I would like to thank India for organizing today’s meeting on this highly relevant topic, which is very close to our heart.
Germany strongly believes that multilateralism is the best framework to guarantee peace and stability. It is the best tool to discuss and find joint solutions for challenges to mankind and to settle disputes peacefully. We take pride in investing not only money, but also significant personnel and political capacities into multilateral organizations.
However, we cannot ignore that multilateralism is under pressure. And we do not deny that there are questions that we need to answer urgently. Does multilateralism deliver? How do we adapt the existing international organizations to an ever-changing world? And how do we deal with member states like Russia, who as a permanent member of this council bears a “special responsibility”, but flagrantly violates the UN Charter?
All of this calls for reform.
First, on peace and security, we see a reform of this Council as long overdue. It is untenable that one of the UN‘s central pillars mirrors the geopolitical situation 80 years ago, and is not representative of the present. A future Security Council should include additional permanent and non-permanent members. This is our shared G4 position together with Brazil, India, and Japan. It is also clear that Africa must be permanently represented in this Council.

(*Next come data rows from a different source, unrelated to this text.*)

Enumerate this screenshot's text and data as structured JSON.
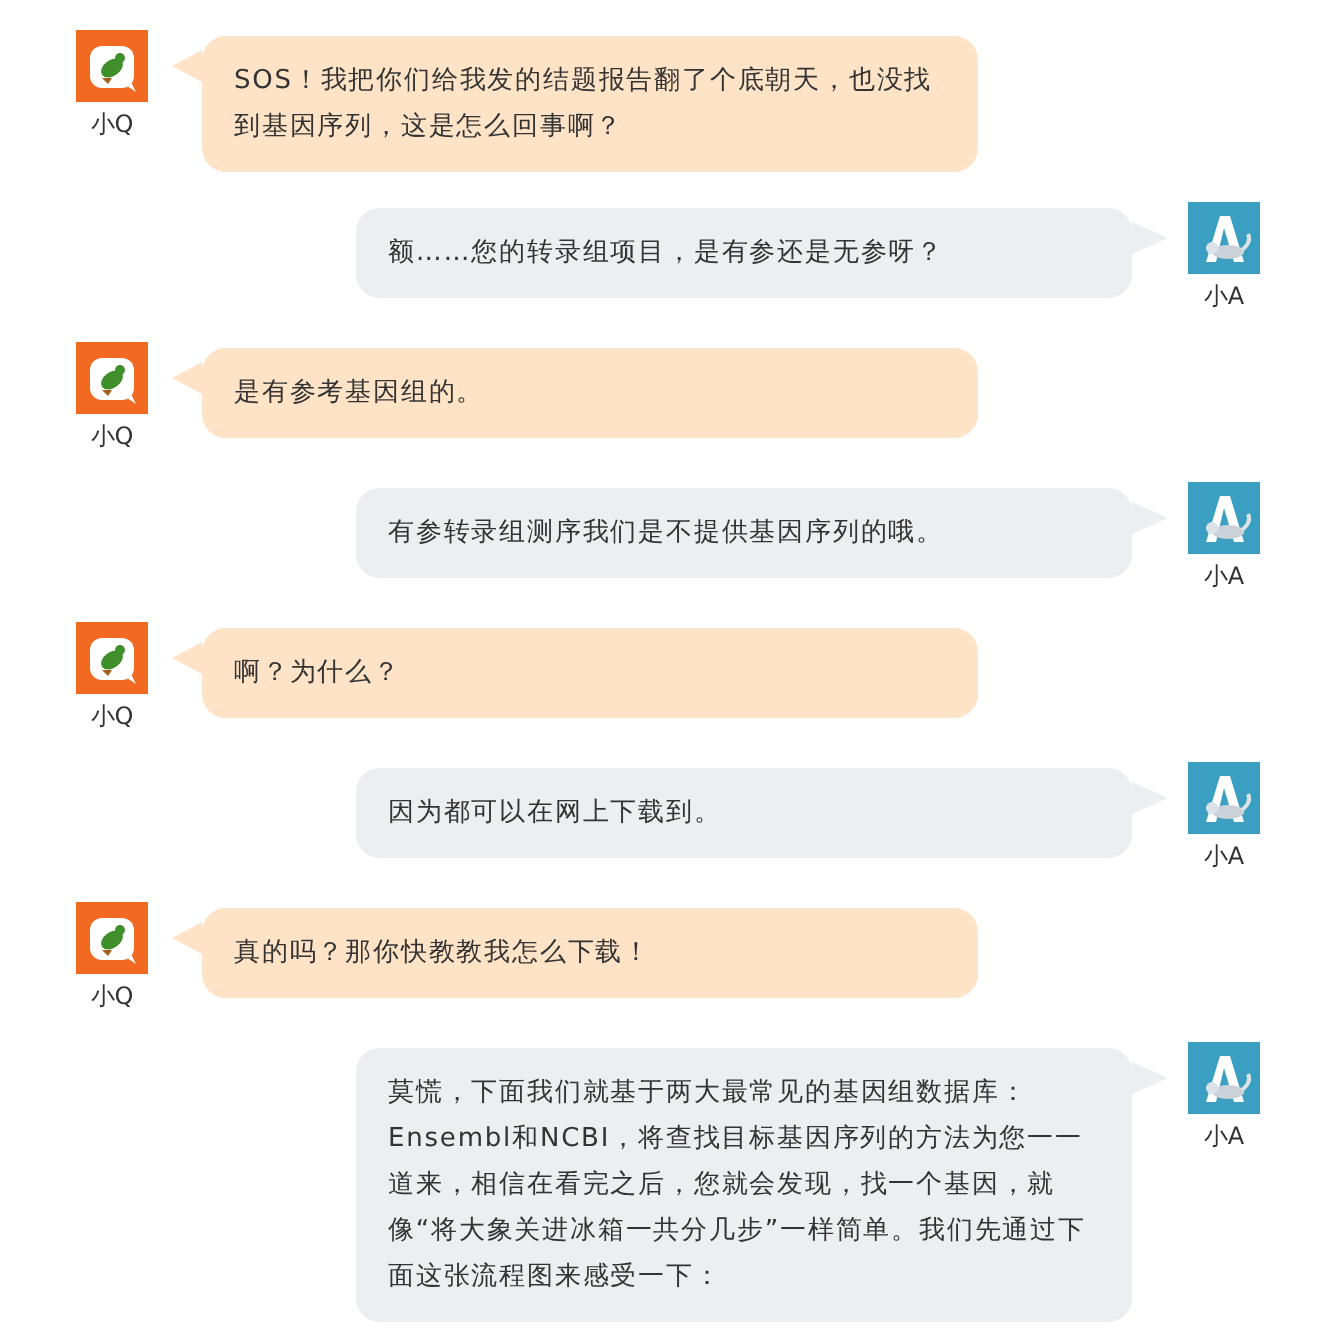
{
  "messages": [
    {
      "kind": "incoming",
      "name": "小Q",
      "text": "SOS！我把你们给我发的结题报告翻了个底朝天，也没找到基因序列，这是怎么回事啊？"
    },
    {
      "kind": "outgoing",
      "name": "小A",
      "text": "额……您的转录组项目，是有参还是无参呀？"
    },
    {
      "kind": "incoming",
      "name": "小Q",
      "text": "是有参考基因组的。"
    },
    {
      "kind": "outgoing",
      "name": "小A",
      "text": "有参转录组测序我们是不提供基因序列的哦。"
    },
    {
      "kind": "incoming",
      "name": "小Q",
      "text": "啊？为什么？"
    },
    {
      "kind": "outgoing",
      "name": "小A",
      "text": "因为都可以在网上下载到。"
    },
    {
      "kind": "incoming",
      "name": "小Q",
      "text": "真的吗？那你快教教我怎么下载！"
    },
    {
      "kind": "outgoing",
      "name": "小A",
      "text": "莫慌，下面我们就基于两大最常见的基因组数据库：Ensembl和NCBI，将查找目标基因序列的方法为您一一道来，相信在看完之后，您就会发现，找一个基因，就像“将大象关进冰箱一共分几步”一样简单。我们先通过下面这张流程图来感受一下："
    }
  ]
}
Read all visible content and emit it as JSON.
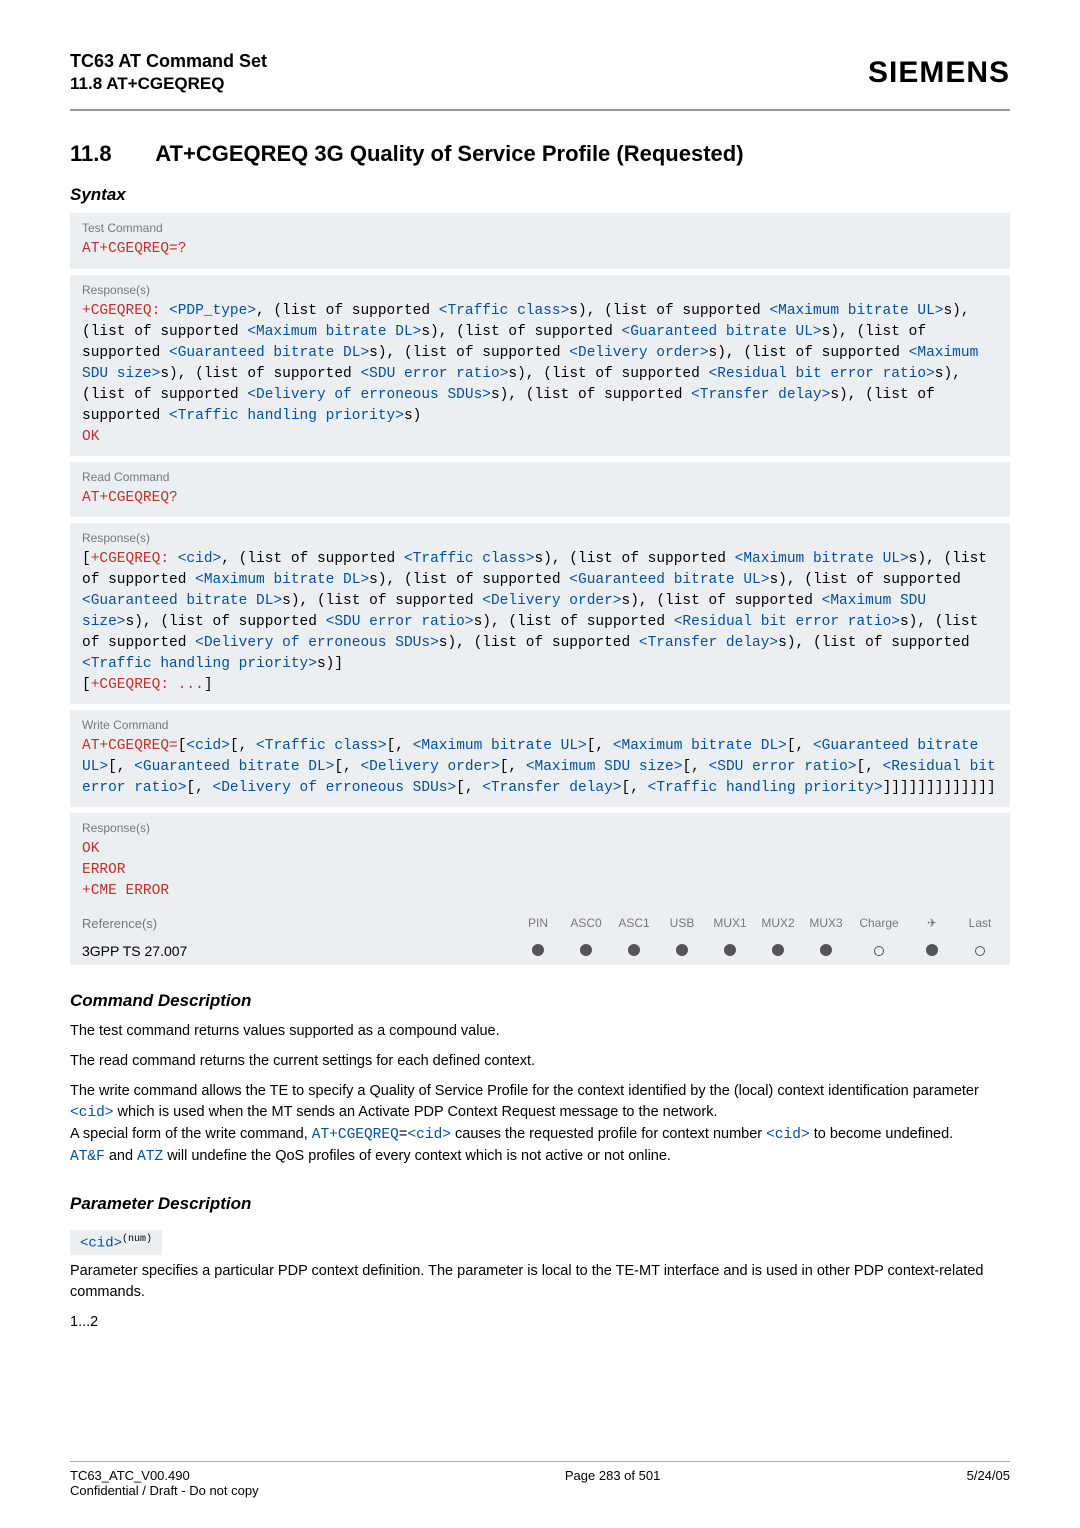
{
  "header": {
    "title": "TC63 AT Command Set",
    "subtitle": "11.8 AT+CGEQREQ",
    "brand": "SIEMENS"
  },
  "section": {
    "number": "11.8",
    "title": "AT+CGEQREQ   3G Quality of Service Profile (Requested)"
  },
  "syntax_label": "Syntax",
  "boxes": {
    "test_cmd_label": "Test Command",
    "test_cmd": "AT+CGEQREQ=?",
    "responses_label": "Response(s)",
    "read_cmd_label": "Read Command",
    "read_cmd": "AT+CGEQREQ?",
    "write_cmd_label": "Write Command",
    "ok": "OK",
    "error": "ERROR",
    "cme": "+CME ERROR",
    "ref_label": "Reference(s)",
    "ref_value": "3GPP TS 27.007",
    "cols": {
      "pin": "PIN",
      "asc0": "ASC0",
      "asc1": "ASC1",
      "usb": "USB",
      "mux1": "MUX1",
      "mux2": "MUX2",
      "mux3": "MUX3",
      "charge": "Charge",
      "air": "✈",
      "last": "Last"
    }
  },
  "test_response": {
    "prefix": "+CGEQREQ: ",
    "pdp_type": "<PDP_type>",
    "t1": ", (list of supported ",
    "traffic_class": "<Traffic class>",
    "t2": "s), (list of supported ",
    "max_br_ul": "<Maximum bitrate UL>",
    "t3": "s), (list of supported ",
    "max_br_dl": "<Maximum bitrate DL>",
    "t4": "s), (list of supported ",
    "g_br_ul": "<Guaranteed bitrate UL>",
    "t5": "s), (list of supported ",
    "g_br_dl": "<Guaranteed bitrate DL>",
    "t6": "s), (list of supported ",
    "del_order": "<Delivery order>",
    "t7": "s), (list of supported ",
    "max_sdu": "<Maximum SDU size>",
    "t8": "s), (list of supported ",
    "sdu_err": "<SDU error ratio>",
    "t9": "s), (list of supported ",
    "res_err": "<Residual bit error ratio>",
    "t10": "s), (list of supported ",
    "del_err": "<Delivery of erroneous SDUs>",
    "t11": "s), (list of supported ",
    "tr_delay": "<Transfer delay>",
    "t12": "s), (list of supported ",
    "tr_prio": "<Traffic handling priority>",
    "t13": "s)",
    "ok": "OK"
  },
  "read_response": {
    "open": "[",
    "prefix": "+CGEQREQ: ",
    "cid": "<cid>",
    "close_ellipsis": "+CGEQREQ: ...",
    "close_br": "]",
    "end_open": "[",
    "t_tail": "s)"
  },
  "write_cmd_line": {
    "cmd": "AT+CGEQREQ=",
    "ob": "[",
    "cid": "<cid>",
    "c1": "[, ",
    "traffic_class": "<Traffic class>",
    "max_br_ul": "<Maximum bitrate UL>",
    "max_br_dl": "<Maximum bitrate DL>",
    "g_br_ul": "<Guaranteed bitrate UL>",
    "g_br_dl": "<Guaranteed bitrate DL>",
    "del_order": "<Delivery order>",
    "max_sdu": "<Maximum SDU size>",
    "sdu_err": "<SDU error ratio>",
    "res_err": "<Residual bit error ratio>",
    "del_err": "<Delivery of erroneous SDUs>",
    "tr_delay": "<Transfer delay>",
    "tr_prio": "<Traffic handling priority>",
    "close": "]]]]]]]]]]]]]"
  },
  "cmd_desc_h": "Command Description",
  "cmd_desc": {
    "p1": "The test command returns values supported as a compound value.",
    "p2": "The read command returns the current settings for each defined context.",
    "p3a": "The write command allows the TE to specify a Quality of Service Profile for the context identified by the (local) context identification parameter ",
    "cid1": "<cid>",
    "p3b": " which is used when the MT sends an Activate PDP Context Request message to the network.",
    "p4a": "A special form of the write command, ",
    "atcmd": "AT+CGEQREQ",
    "eq": "=",
    "cid2": "<cid>",
    "p4b": " causes the requested profile for context number ",
    "cid3": "<cid>",
    "p4c": " to become undefined.",
    "p5a": "",
    "atf": "AT&F",
    "and": " and ",
    "atz": "ATZ",
    "p5b": " will undefine the QoS profiles of every context which is not active or not online."
  },
  "param_desc_h": "Parameter Description",
  "param": {
    "cid_label": "<cid>",
    "num": "(num)",
    "text": "Parameter specifies a particular PDP context definition. The parameter is local to the TE-MT interface and is used in other PDP context-related commands.",
    "range": "1...2"
  },
  "footer": {
    "left1": "TC63_ATC_V00.490",
    "left2": "Confidential / Draft - Do not copy",
    "center": "Page 283 of 501",
    "right": "5/24/05"
  }
}
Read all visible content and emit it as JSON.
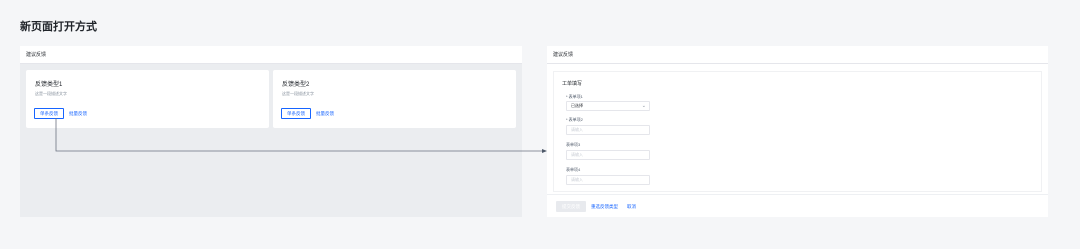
{
  "page": {
    "title": "新页面打开方式"
  },
  "left_panel": {
    "header": "建议反馈",
    "cards": [
      {
        "title": "反馈类型1",
        "desc": "这是一段描述文字",
        "primary": "单条反馈",
        "secondary": "批量反馈"
      },
      {
        "title": "反馈类型2",
        "desc": "这是一段描述文字",
        "primary": "单条反馈",
        "secondary": "批量反馈"
      }
    ]
  },
  "right_panel": {
    "header": "建议反馈",
    "form_title": "工单填写",
    "fields": [
      {
        "label": "* 表单项1",
        "value": "已选择",
        "type": "select"
      },
      {
        "label": "* 表单项2",
        "placeholder": "请输入"
      },
      {
        "label": "表单项3",
        "placeholder": "请输入"
      },
      {
        "label": "表单项4",
        "placeholder": "请输入"
      }
    ],
    "footer": {
      "submit": "提交反馈",
      "reselect": "重选反馈类型",
      "cancel": "取消"
    }
  },
  "colors": {
    "accent": "#1664ff",
    "bg": "#f5f6f8",
    "panel_bg": "#ebedf0",
    "disabled": "#e8eaee"
  },
  "icons": {
    "select_arrow": "chevron-down-icon",
    "connector": "arrow-connector"
  }
}
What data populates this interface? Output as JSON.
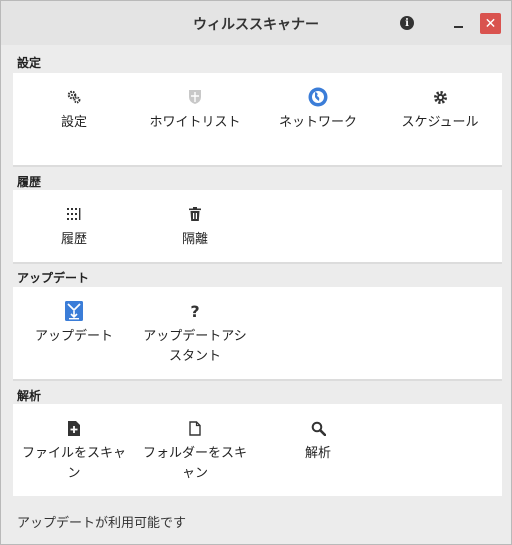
{
  "window": {
    "title": "ウィルススキャナー"
  },
  "titlebar": {
    "info_glyph": "i",
    "close_glyph": "✕"
  },
  "sections": {
    "settings": {
      "heading": "設定",
      "items": [
        {
          "label": "設定",
          "icon": "gears-icon"
        },
        {
          "label": "ホワイトリスト",
          "icon": "shield-icon"
        },
        {
          "label": "ネットワーク",
          "icon": "globe-icon"
        },
        {
          "label": "スケジュール",
          "icon": "gear-icon"
        }
      ]
    },
    "history": {
      "heading": "履歴",
      "items": [
        {
          "label": "履歴",
          "icon": "list-icon"
        },
        {
          "label": "隔離",
          "icon": "trash-icon"
        }
      ]
    },
    "update": {
      "heading": "アップデート",
      "items": [
        {
          "label": "アップデート",
          "icon": "download-icon"
        },
        {
          "label": "アップデートアシスタント",
          "icon": "question-icon"
        }
      ]
    },
    "analysis": {
      "heading": "解析",
      "items": [
        {
          "label": "ファイルをスキャン",
          "icon": "file-add-icon"
        },
        {
          "label": "フォルダーをスキャン",
          "icon": "file-icon"
        },
        {
          "label": "解析",
          "icon": "search-icon"
        }
      ]
    }
  },
  "status": {
    "text": "アップデートが利用可能です"
  },
  "colors": {
    "accent": "#3b7dd8",
    "close": "#d9534f"
  }
}
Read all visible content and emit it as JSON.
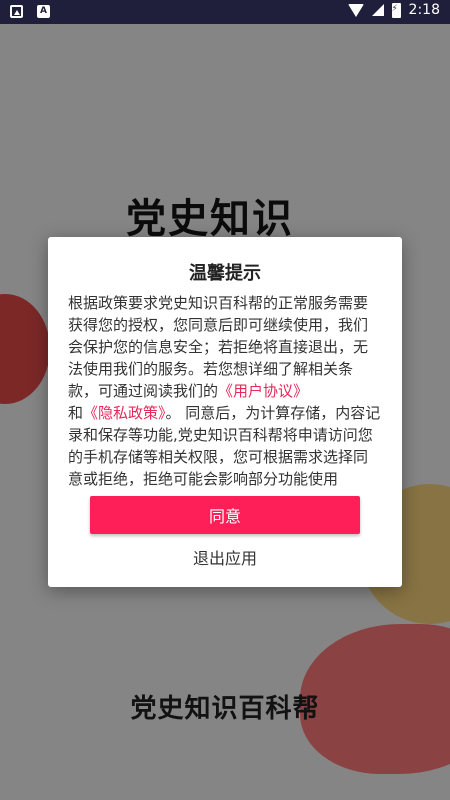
{
  "status_bar": {
    "time": "2:18",
    "left_icons": [
      "image-icon",
      "letter-a-icon"
    ],
    "right_icons": [
      "wifi-icon",
      "cell-signal-icon",
      "battery-charging-icon"
    ]
  },
  "splash": {
    "title_top": "党史知识",
    "title_bottom": "党史知识百科帮"
  },
  "dialog": {
    "title": "温馨提示",
    "body_part1": "根据政策要求党史知识百科帮的正常服务需要获得您的授权，您同意后即可继续使用，我们会保护您的信息安全；若拒绝将直接退出，无法使用我们的服务。若您想详细了解相关条款，可通过阅读我们的",
    "link_user_agreement": "《用户协议》",
    "and_text": "和",
    "link_privacy_policy": "《隐私政策》",
    "body_part2": "。 同意后，为计算存储，内容记录和保存等功能,党史知识百科帮将申请访问您的手机存储等相关权限，您可根据需求选择同意或拒绝，拒绝可能会影响部分功能使用",
    "agree_label": "同意",
    "exit_label": "退出应用"
  },
  "colors": {
    "status_bar_bg": "#1f1f3b",
    "accent": "#ff1f58",
    "link": "#e8275a"
  }
}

This year’s General Debate has shown that a large majority of UN Member States is in favor of reforming the Security Council. However, a formal negotiation process – as is practiced almost everywhere else in the United Nations – is still not in place. This must be changed, and it is urgent that we start negotiating a text now.
We also consider the veto an instrument prone to abuse and urge Council members to restrict its use as much as possible.
Second, many global commons are under immense pressure – climate, global health, etc. SDG implementation is stalling. Food and energy security are strained, humanitarian needs are ever growing. Technology outpaces regulation, threatening cohesion of societies.
The Secretary-General, in putting forward his “Common Agenda”, has outlined his vision on how to shape a peaceful, just, and sustainable future. By doing so, he has mobilized the wider UN membership. We agree with the Secretary-General, and we will support him.
Mahatma Gandi said: “The future depends on what you do today.”
We expect the “Summit of the Future” in 2024 to be a crucial milestone to advance multilateralism and boost the SDGs. Having the honor of co-facilitating this process together with my Colleague Ambassador Neville Melvin Gertze from Namibia, I want to assure everyone that the two of us will conduct this process in an open, inclusive, transparent, and consultative manner. I would like to ask all Member States to contribute in good faith.
Much-needed reforms and adjustments are within reach – if there is a collective political will. Now is the time to embark on UN reform. Let us make this our New Year’s resolution for 2023. There is no time to lose.